This leads me to consider: How could this help transform Israel into a state that is part of the Middle East, rather than a satellite state for settlers that happens to be in the Middle East. This might sound like blasphemy, but I engage in this thought exercise to imagine how it is that Palestine can be a site of belonging for all. Consider that a major part of Jewish-Israeli society is also Arab. They’re from places like Iraq and Syria and Morocco and Algeria, and they are severely oppressed within Israel because Israel was, and remains, a white supremacist project. Arab Jews have had to negate their Arab identity in order to make the white supremacist project succeed. We Palestinians need to be able to offer a future for Jewish Israelis that’s better than what Israel is offering them right now. It’s scary, as it’s easier to highlight what’s wrong with Israel and its relationship with the United States. But what is it that we can envision that offers an optimal future?

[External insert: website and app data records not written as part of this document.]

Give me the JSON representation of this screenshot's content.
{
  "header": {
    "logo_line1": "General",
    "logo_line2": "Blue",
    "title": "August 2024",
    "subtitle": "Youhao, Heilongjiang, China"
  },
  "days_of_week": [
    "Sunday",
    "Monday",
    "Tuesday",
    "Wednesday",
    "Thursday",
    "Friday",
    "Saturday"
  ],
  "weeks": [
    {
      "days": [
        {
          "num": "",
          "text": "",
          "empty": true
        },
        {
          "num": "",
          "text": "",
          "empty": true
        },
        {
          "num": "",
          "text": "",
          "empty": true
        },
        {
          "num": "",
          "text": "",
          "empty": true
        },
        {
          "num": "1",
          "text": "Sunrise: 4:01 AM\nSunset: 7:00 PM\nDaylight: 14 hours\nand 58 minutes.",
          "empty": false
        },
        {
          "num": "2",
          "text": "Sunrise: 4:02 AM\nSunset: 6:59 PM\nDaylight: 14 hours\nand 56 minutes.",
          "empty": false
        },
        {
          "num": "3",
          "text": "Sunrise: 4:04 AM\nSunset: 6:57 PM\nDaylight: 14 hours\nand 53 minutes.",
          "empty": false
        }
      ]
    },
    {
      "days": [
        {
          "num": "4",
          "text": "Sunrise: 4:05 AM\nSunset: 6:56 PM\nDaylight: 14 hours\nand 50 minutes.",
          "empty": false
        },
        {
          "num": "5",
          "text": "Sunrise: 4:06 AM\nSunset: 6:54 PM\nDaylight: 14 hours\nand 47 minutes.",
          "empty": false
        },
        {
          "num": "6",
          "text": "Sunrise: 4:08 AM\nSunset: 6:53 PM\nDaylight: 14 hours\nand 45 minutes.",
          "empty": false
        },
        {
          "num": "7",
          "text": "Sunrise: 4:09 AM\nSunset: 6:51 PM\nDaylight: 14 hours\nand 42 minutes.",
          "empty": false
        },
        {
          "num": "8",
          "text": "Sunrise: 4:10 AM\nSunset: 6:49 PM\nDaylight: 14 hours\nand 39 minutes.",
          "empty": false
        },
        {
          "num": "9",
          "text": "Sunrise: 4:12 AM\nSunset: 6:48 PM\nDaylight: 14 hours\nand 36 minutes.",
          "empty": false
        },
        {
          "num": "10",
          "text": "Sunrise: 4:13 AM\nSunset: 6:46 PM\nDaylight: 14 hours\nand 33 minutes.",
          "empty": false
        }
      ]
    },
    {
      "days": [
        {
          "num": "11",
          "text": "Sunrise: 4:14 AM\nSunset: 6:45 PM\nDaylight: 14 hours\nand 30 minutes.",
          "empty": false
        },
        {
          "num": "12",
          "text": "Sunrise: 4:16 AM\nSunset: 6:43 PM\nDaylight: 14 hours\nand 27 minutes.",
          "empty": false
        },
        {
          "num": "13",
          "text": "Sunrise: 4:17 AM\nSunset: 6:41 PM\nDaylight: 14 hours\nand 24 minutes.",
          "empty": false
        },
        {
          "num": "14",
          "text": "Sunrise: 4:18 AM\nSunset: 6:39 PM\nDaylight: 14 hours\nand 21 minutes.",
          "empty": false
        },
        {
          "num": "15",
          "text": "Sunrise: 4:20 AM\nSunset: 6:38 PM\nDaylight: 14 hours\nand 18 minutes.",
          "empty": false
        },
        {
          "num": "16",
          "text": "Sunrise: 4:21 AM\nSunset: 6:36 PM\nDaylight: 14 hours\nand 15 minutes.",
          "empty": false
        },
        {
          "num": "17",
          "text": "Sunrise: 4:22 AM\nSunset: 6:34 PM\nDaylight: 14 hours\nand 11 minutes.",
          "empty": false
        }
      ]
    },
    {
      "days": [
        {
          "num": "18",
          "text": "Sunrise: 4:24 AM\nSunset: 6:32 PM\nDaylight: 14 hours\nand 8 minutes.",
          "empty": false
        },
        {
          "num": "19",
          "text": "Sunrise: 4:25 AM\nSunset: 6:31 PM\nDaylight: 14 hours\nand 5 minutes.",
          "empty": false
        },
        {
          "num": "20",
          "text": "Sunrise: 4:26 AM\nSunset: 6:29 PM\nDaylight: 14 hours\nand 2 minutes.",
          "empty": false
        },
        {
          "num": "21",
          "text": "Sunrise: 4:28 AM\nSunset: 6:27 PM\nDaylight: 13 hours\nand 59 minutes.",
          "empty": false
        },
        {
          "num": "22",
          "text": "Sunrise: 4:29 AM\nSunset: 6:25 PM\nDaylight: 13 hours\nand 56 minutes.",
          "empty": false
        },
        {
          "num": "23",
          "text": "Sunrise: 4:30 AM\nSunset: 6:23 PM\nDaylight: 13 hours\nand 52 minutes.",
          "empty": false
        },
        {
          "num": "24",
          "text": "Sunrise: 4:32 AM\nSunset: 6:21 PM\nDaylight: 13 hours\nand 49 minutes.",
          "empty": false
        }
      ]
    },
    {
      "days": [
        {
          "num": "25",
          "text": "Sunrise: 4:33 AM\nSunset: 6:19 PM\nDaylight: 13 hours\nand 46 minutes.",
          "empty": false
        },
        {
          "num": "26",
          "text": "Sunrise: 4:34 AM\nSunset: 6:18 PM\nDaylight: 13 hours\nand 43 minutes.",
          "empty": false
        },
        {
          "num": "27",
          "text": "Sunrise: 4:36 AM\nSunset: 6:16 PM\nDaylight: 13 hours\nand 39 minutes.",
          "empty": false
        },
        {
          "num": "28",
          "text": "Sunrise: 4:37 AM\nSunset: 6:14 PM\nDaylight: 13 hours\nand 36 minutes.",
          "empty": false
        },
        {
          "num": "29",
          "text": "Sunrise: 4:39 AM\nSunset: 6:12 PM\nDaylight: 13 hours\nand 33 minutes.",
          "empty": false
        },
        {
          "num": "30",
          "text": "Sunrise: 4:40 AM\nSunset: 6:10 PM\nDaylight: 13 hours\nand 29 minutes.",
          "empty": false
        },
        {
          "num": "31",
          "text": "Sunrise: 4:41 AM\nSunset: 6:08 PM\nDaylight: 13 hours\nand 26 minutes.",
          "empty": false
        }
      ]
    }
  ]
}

This is not about normalizing Israel. Israel is a settler-colony predicated on Palestinian elimination, and this should not be normalized. But the colonial establishment structuring native-settler relations can, and should be, transformed in a process of decolonization. This is also about recognizing the rich ethnic, religious, and linguistic diversity of the Arab world. We have always been diverse – Christian, Jewish, Muslim – but as Ussama Makdisi has pointed out, statist-led political interventions, not least of which is Zionism, have been the most significant sectarian drivers in the Middle East. We are not in inter-communal conflict because we are different, but because colonial powers and states have made those differences politically significant. How do we overcome those divisions? How do we begin to rehabilitate and envision a future of not just where Palestinians belong, but where Arab Jews belong as well? This is meant to be an invitation to imagine a future rather than long for the past.
We must drop the framework of sovereignty and adopt a framework of belonging. We can all belong, but there is a limit to how many of us can control and govern. This is radical dreaming and imagination. Even if I haven’t come up with the right formula, at least let me come up with something that inspires you to exercise your radical imagination, too.
Bonus video added by Informed Comment: